Lastly, we join poets and dreamers like Alice Walker, who was told that she could never be the next Keats; she was just a young, naive black girl from a primary school in a segregated south. But she studied on from one university to the next and grew into one of the greatest poets who ever lived. She wrote about her schooling and experience as a young black woman in the south; she wrote later of her experiences teaching older black women who couldn’t learn to read or write until they had borne children and raised their families. Her tellings of these “naive” stories are what make her name as lofty as that of Keats himself. 

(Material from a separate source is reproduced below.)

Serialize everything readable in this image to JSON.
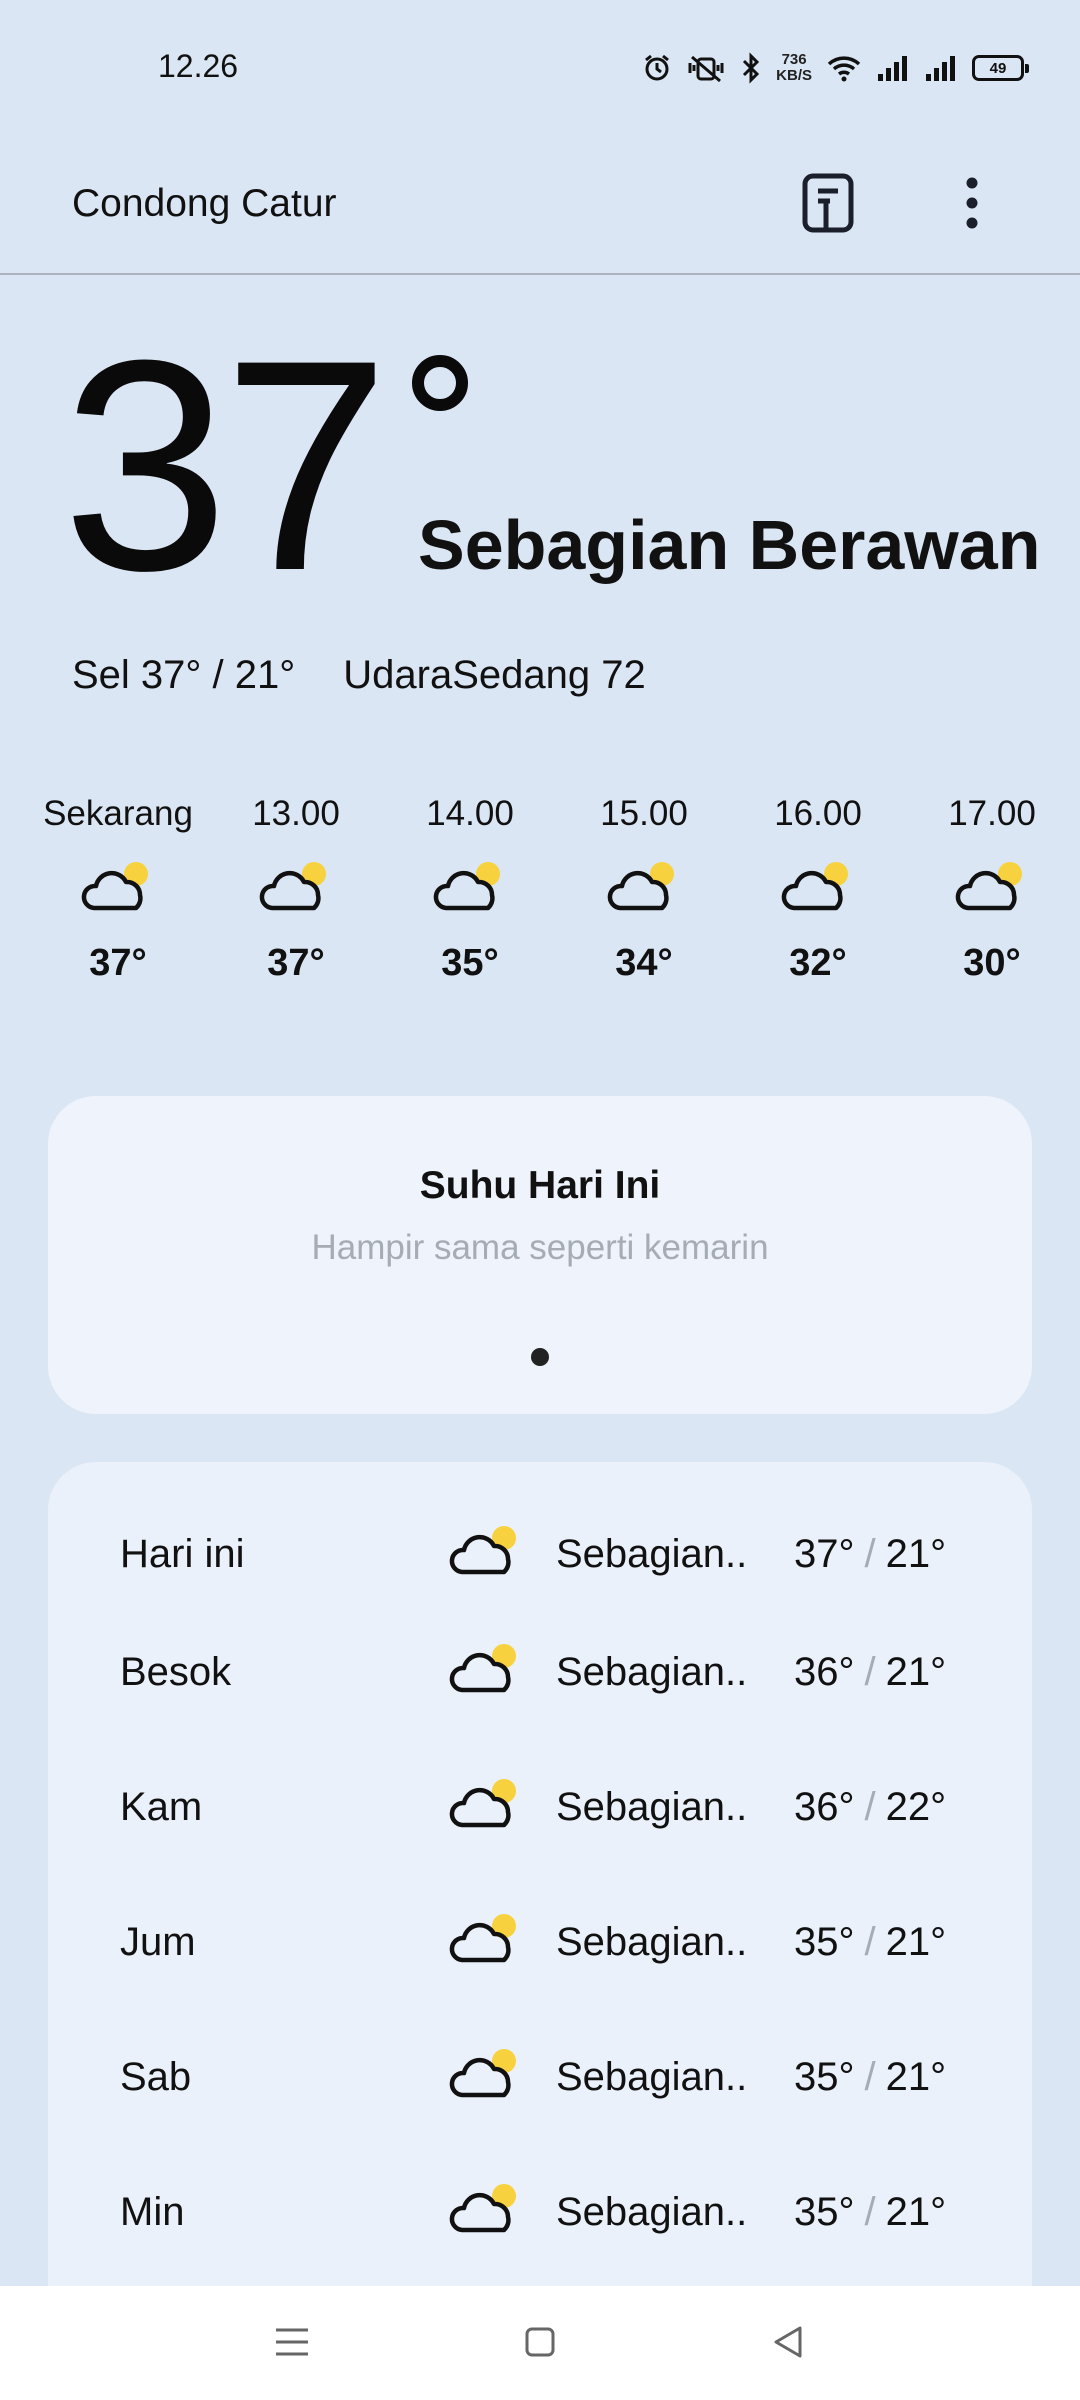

As you can see, this vast family of graduates have studied across the earth in every circumstance imaginable. They have read textbooks beneath thatched roofs, upon dirt floors, and in spite of wars, sickness, and unspeakable poverty. Now we join them behind face coverings and through video cameras in our own snapshot of history. We too, have had our youth tested. We understand the weight of loneliness, sitting locked in our houses for many months. We have faced our utmost fears, as mere teenagers who have gone about our days wondering, idly, if our families will make it through the year, and as students who’ve sat in classrooms with teachers risking their lives to be with us—a debt we could never repay. But if the stories of these people, and of us, have taught me anything, it’s that school continues on. With the little hope we have, young people keep learning, keep writing, keep growing, and we continue on. One day, as the teachers, politicians, and parents of the future, we will help our own children in their battle to learn, however, that might be. As Chen, Westover, and Walker once did, we will tell our own stories of what happened in these years; our yearbook with its gridded team photos will stow away into the faculty lounge here, and maybe pictures of our masked casino night will find its way into Berwick’s Archives. Stories of the COVID-19 pandemic will be told in the pages of new textbooks, and future generations will have to memorize facts about the days I speak of now. But history books won’t capture what I’ve truly noticed about these years; they will not capture the same lessons our hearts have learned. I know what I have learned: to love abundantly even at the risk of saying goodbye, to dream endlessly whether or not those dreams come true, and to carry on with the confidence of people who can find peace within ourselves despite the turmoil around us. These past four years have not just aged us; they have wisened us and trained us to carry forward as we always do, steadily and gracefully finding our places in the great order of things. It has been an honor to grow alongside all of you. I have watched you grow better at what you do; I have noticed handwriting once clumsy or flourishing grow smaller and more purposeful, I have heard singing voices grow stronger, richer, and refined, but I have also watched the way you carry yourselves today. We were all once children - ninth graders with drooping shoulders, lanky limbs, and timid, downcast gazes. Now we stand as kind, proud, and beautiful as we have ever been. You all bear the weight of the future like a gift, not a burden, as people who have seen the world fall to pieces and know that we can put it back together if we are only willing to learn. I cannot wait to see what each of your minds will do one day. Once again, you have all taught me to love one another in spite of goodbyes, so know that I love each one of you from the bottom of my heart. I am so proud of you.

Berwick Academy

Berwick Academy, situated on an 80-acre campus just over one hour north of Boston, serves 600 students, Pre-Kindergarten through Grade 12, from Massachusetts, New Hampshire, and Maine. Deeply committed to its mission of promoting virtue and useful knowledge, Berwick Academy empowers students to be creative and bold. Berwick strives to graduate alumni who shape their own learning, take risks, ask thoughtful questions, and come to understand and celebrate their authentic selves.